|2021||Superfine! Art Fair 2020 – Seattle, USA|
|2020||4th Biennial Visual Impressions Juried Show, Ryan James Fine Art (Gallery) – Seattle, USA|
Living Artist Collective – ‘Open House Show’ – Seattle, USA
|2020||Seattle City Light Collection, Seattle Office of Arts & Culture, Seattle, USA|
|2019||Shunpike Storefronts, Seattle, USA|
GROSS Magazine // RELISH – Travelling Art Program, Seattle, USA
Artist Trust, Seattle, USA
|2018||Site:Brooklyn Gallery, Brooklyn, NY, USA|
Bemis Arts, Seattle, WA
Contemporary Art Gallery Online, 2018 "ALL Paintings" Art Competition – 8th
My journey as an artist began at a very young age when I would try to draw the cartoons and characters I was obsessed with watching every Saturday morning as a child.

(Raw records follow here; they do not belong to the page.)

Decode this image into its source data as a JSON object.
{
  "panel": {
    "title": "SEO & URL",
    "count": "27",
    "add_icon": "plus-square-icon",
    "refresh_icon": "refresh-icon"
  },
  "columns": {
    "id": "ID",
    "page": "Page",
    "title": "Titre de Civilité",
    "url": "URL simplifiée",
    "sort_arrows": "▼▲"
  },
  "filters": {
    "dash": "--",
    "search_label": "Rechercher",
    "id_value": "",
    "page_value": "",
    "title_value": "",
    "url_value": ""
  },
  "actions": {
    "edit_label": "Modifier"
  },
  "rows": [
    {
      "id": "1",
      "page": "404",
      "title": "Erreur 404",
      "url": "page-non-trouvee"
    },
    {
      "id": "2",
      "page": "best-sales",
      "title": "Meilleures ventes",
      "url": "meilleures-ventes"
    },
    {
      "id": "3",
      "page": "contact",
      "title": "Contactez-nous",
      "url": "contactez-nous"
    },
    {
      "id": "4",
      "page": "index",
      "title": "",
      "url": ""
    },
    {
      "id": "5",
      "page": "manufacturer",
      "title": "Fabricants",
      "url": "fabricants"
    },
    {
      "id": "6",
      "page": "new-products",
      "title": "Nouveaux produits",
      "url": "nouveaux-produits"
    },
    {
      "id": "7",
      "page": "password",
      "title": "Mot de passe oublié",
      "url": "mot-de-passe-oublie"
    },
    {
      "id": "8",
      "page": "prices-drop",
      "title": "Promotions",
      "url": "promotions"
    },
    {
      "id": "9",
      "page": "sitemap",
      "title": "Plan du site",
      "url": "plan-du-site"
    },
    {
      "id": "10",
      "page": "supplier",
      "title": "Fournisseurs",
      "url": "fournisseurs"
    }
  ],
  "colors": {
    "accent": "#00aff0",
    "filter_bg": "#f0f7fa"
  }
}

Illustration eventually gave way to experimenting with different techniques, mediums and ideas which established my fundamentals for what is shaping up to be a life-long pursuit of creative expression.
How would you describe your work process?
My pieces are a culmination of distinct layers brought together to make a single image. While my body of work projects a sense of chaos and disorder in the composition, my process of creating is quite meticulous and follows a reverse engineering approach, with each layer requiring a distinct technique in order to progress the visual narrative of the piece.
Who inspires you?
More than any individual person, I draw inspiration from other creators - musicians, story tellers, artists - and from everyday interactions and conversations with people.
Which artists/works of art are you particularly impressed with at the moment?
I’m often going between the artists of today and learning about artists of the past. As of late I have been following the work of American artist Mark Bradford whose work has been really impactful for me, specifically his approach to bridging abstraction and text. One past artist whose work I have really enjoyed exploring is Tamara De Lempicka and her iconic Art Deco works which continue to impress to this day.
What distinguishes a good work of art?
I see visual art as having a relationship with its viewer and environment, with good works of art able to create a relationship that engages its surroundings in a way that generates emotions and thoughts. Depending on the viewer, sometimes the reaction can be positive or negative, but it’s the ability for a work to create that emotion rather than be ignored or overlooked that makes it good.
What project are you working on at the moment?
I have been focused on a small works series that uses both a visual and written narrative in an attempt to use art as a vehicle for emotional support and healing for people impacted by adversity. It’s my first attempt at using my art as a form of helping people push back on the challenges they or someone close to them may be facing.
What is the purpose of art?
For the artist, to express. For the viewer, to interpret. In the end I feel art is all about creating an opportunity to tap into new emotions and perhaps form a perspective that wasn’t previously clear.
Does art bring about happiness?
I think art can bring about a full range of emotions, from anger to elation, and that’s the point. A given work of art can trigger any number of reactions that are unique to one person, with the right visual expression having the ability to bring out the best emotions in a person.